> **Problem details**
From the entries provided below, copy each line that contains the word "this".

> **Information provided**
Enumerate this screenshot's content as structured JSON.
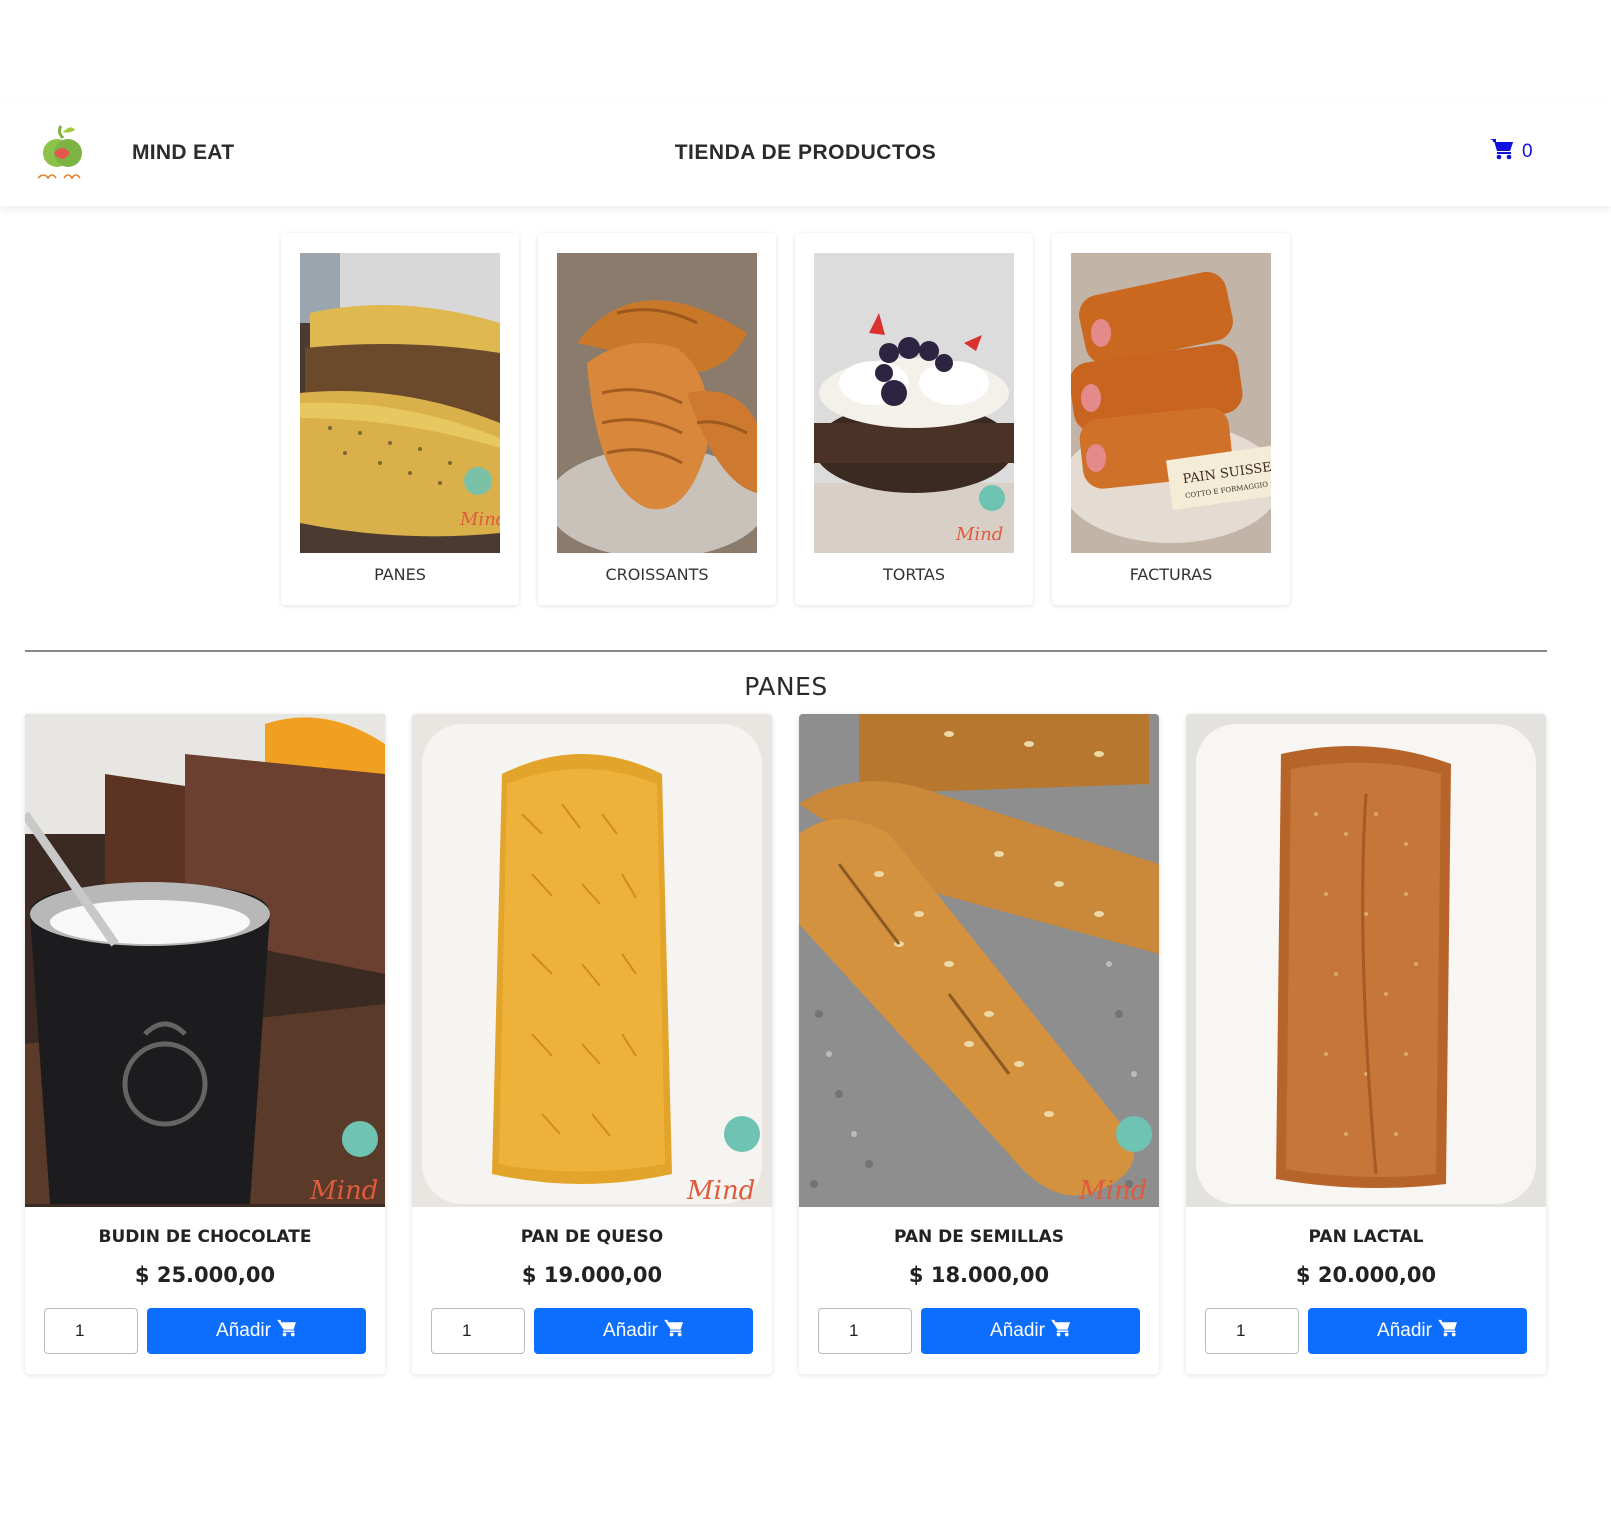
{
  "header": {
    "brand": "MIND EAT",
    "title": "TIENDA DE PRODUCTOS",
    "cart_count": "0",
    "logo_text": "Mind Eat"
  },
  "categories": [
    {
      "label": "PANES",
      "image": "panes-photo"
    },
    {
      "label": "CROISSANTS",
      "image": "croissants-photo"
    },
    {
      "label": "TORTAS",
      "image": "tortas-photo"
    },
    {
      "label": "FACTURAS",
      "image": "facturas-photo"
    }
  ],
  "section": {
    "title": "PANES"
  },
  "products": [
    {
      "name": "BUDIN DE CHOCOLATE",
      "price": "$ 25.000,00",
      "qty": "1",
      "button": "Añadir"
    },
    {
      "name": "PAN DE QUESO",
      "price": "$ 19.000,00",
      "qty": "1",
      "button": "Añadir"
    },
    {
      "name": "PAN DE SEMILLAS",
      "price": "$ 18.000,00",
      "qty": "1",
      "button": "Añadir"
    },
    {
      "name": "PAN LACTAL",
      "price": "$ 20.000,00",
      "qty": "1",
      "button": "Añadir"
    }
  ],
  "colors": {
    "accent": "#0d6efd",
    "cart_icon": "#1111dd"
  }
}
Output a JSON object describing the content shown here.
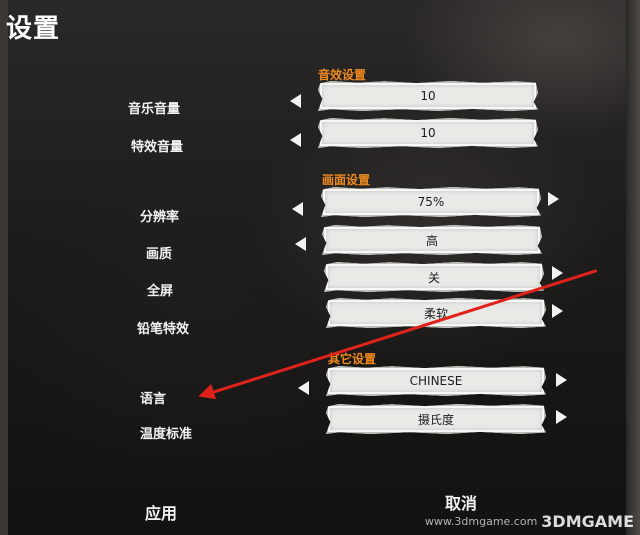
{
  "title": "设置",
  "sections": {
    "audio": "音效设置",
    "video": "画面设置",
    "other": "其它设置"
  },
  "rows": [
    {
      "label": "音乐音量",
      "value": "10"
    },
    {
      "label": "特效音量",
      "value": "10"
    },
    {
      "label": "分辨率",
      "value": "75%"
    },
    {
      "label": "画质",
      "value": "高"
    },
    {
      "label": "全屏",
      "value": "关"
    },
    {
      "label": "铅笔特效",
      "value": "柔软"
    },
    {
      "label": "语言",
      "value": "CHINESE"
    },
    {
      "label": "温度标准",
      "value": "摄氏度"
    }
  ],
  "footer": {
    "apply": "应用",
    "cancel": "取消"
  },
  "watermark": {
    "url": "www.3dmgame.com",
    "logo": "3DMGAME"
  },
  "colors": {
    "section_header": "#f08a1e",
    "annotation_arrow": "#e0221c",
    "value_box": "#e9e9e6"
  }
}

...

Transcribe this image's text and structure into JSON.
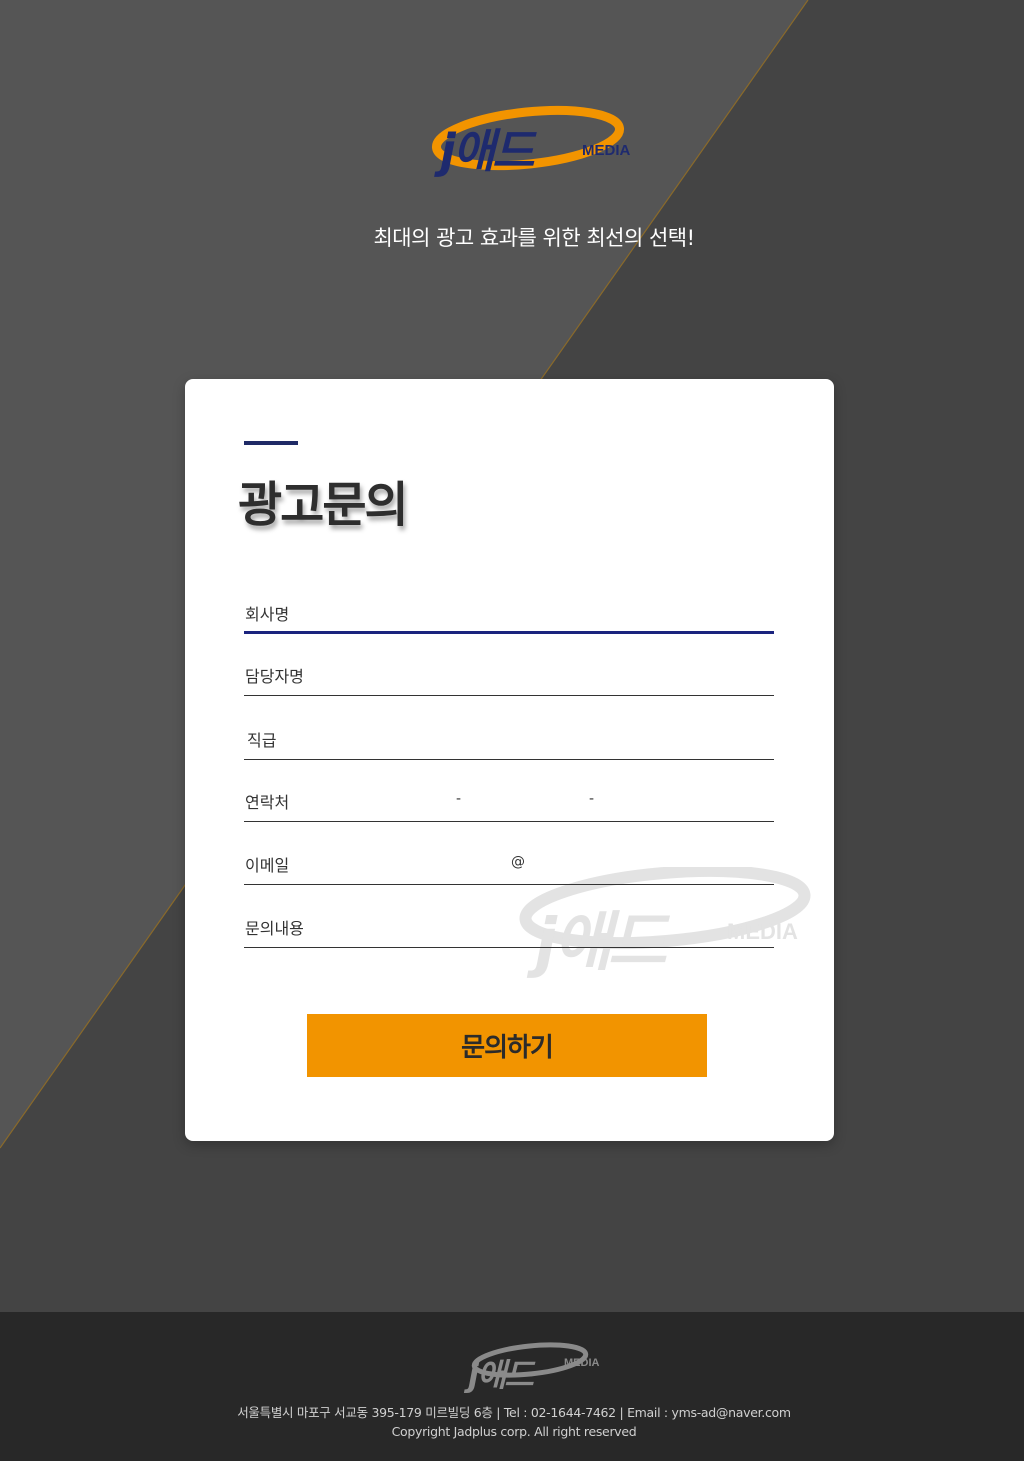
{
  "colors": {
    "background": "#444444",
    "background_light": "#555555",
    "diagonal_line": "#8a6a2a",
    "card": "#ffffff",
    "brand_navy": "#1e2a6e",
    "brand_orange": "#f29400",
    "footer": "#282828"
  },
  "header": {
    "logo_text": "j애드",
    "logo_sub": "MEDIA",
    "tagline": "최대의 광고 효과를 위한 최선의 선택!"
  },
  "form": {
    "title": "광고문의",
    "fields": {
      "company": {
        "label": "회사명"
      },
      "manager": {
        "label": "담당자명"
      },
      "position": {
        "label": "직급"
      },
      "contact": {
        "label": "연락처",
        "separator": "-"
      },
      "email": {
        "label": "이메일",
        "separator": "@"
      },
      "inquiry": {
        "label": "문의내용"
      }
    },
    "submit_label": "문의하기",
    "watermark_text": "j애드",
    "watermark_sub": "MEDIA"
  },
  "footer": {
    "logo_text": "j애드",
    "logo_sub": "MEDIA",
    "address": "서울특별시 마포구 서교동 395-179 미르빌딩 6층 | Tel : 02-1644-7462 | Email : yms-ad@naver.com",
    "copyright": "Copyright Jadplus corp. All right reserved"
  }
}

> **Exercise output**
Enumerate this screenshot's content as structured JSON.
Transcribe this image's text and structure into JSON.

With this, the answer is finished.